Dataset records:
= = = =

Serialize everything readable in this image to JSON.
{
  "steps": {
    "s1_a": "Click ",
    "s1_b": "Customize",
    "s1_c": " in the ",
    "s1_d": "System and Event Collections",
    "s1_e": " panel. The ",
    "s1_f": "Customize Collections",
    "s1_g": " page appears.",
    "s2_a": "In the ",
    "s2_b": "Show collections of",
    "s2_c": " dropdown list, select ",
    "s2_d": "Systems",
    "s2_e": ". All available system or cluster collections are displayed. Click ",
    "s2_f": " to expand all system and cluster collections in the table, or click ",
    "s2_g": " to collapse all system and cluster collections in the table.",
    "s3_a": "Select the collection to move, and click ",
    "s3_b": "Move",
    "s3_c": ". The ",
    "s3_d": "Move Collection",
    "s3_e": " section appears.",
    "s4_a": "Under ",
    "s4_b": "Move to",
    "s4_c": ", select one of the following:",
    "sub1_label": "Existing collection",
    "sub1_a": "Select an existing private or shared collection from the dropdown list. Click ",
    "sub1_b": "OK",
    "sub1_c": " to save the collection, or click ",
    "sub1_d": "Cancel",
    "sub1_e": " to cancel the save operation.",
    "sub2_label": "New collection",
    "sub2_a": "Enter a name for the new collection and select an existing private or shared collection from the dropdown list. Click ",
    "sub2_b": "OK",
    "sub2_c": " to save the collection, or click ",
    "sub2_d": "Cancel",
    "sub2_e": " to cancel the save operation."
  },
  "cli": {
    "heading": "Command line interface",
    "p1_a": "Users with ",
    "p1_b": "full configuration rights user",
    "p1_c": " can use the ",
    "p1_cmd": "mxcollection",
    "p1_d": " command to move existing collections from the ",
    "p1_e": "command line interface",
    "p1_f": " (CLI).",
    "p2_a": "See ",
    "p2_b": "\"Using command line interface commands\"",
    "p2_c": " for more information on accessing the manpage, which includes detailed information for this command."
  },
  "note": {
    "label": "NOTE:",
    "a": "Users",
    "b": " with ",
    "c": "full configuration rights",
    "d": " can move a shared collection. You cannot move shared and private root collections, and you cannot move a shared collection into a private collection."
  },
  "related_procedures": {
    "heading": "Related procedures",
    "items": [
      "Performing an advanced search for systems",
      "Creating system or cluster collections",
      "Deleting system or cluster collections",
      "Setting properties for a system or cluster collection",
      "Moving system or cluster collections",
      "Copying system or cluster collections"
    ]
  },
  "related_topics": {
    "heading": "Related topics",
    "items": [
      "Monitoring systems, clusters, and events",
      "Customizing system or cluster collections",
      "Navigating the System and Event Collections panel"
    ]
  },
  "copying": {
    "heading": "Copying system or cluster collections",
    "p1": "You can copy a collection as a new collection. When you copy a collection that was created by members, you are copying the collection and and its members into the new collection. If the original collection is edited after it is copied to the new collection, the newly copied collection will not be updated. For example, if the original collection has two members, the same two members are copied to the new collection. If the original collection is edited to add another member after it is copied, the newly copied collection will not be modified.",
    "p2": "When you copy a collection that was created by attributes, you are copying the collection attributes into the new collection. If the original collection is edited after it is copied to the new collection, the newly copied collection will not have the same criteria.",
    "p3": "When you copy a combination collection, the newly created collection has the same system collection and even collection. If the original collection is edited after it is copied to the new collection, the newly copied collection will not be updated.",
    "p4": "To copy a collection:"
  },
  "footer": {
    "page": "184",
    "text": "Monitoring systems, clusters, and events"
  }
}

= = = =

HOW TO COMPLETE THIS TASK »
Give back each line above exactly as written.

WRITTEN ANSWER »
Serialize everything readable in this image to JSON.
{
  "steps": {
    "s1_a": "Click ",
    "s1_b": "Customize",
    "s1_c": " in the ",
    "s1_d": "System and Event Collections",
    "s1_e": " panel. The ",
    "s1_f": "Customize Collections",
    "s1_g": " page appears.",
    "s2_a": "In the ",
    "s2_b": "Show collections of",
    "s2_c": " dropdown list, select ",
    "s2_d": "Systems",
    "s2_e": ". All available system or cluster collections are displayed. Click ",
    "s2_f": " to expand all system and cluster collections in the table, or click ",
    "s2_g": " to collapse all system and cluster collections in the table.",
    "s3_a": "Select the collection to move, and click ",
    "s3_b": "Move",
    "s3_c": ". The ",
    "s3_d": "Move Collection",
    "s3_e": " section appears.",
    "s4_a": "Under ",
    "s4_b": "Move to",
    "s4_c": ", select one of the following:",
    "sub1_label": "Existing collection",
    "sub1_a": "Select an existing private or shared collection from the dropdown list. Click ",
    "sub1_b": "OK",
    "sub1_c": " to save the collection, or click ",
    "sub1_d": "Cancel",
    "sub1_e": " to cancel the save operation.",
    "sub2_label": "New collection",
    "sub2_a": "Enter a name for the new collection and select an existing private or shared collection from the dropdown list. Click ",
    "sub2_b": "OK",
    "sub2_c": " to save the collection, or click ",
    "sub2_d": "Cancel",
    "sub2_e": " to cancel the save operation."
  },
  "cli": {
    "heading": "Command line interface",
    "p1_a": "Users with ",
    "p1_b": "full configuration rights user",
    "p1_c": " can use the ",
    "p1_cmd": "mxcollection",
    "p1_d": " command to move existing collections from the ",
    "p1_e": "command line interface",
    "p1_f": " (CLI).",
    "p2_a": "See ",
    "p2_b": "\"Using command line interface commands\"",
    "p2_c": " for more information on accessing the manpage, which includes detailed information for this command."
  },
  "note": {
    "label": "NOTE:",
    "a": "Users",
    "b": " with ",
    "c": "full configuration rights",
    "d": " can move a shared collection. You cannot move shared and private root collections, and you cannot move a shared collection into a private collection."
  },
  "related_procedures": {
    "heading": "Related procedures",
    "items": [
      "Performing an advanced search for systems",
      "Creating system or cluster collections",
      "Deleting system or cluster collections",
      "Setting properties for a system or cluster collection",
      "Moving system or cluster collections",
      "Copying system or cluster collections"
    ]
  },
  "related_topics": {
    "heading": "Related topics",
    "items": [
      "Monitoring systems, clusters, and events",
      "Customizing system or cluster collections",
      "Navigating the System and Event Collections panel"
    ]
  },
  "copying": {
    "heading": "Copying system or cluster collections",
    "p1": "You can copy a collection as a new collection. When you copy a collection that was created by members, you are copying the collection and and its members into the new collection. If the original collection is edited after it is copied to the new collection, the newly copied collection will not be updated. For example, if the original collection has two members, the same two members are copied to the new collection. If the original collection is edited to add another member after it is copied, the newly copied collection will not be modified.",
    "p2": "When you copy a collection that was created by attributes, you are copying the collection attributes into the new collection. If the original collection is edited after it is copied to the new collection, the newly copied collection will not have the same criteria.",
    "p3": "When you copy a combination collection, the newly created collection has the same system collection and even collection. If the original collection is edited after it is copied to the new collection, the newly copied collection will not be updated.",
    "p4": "To copy a collection:"
  },
  "footer": {
    "page": "184",
    "text": "Monitoring systems, clusters, and events"
  }
}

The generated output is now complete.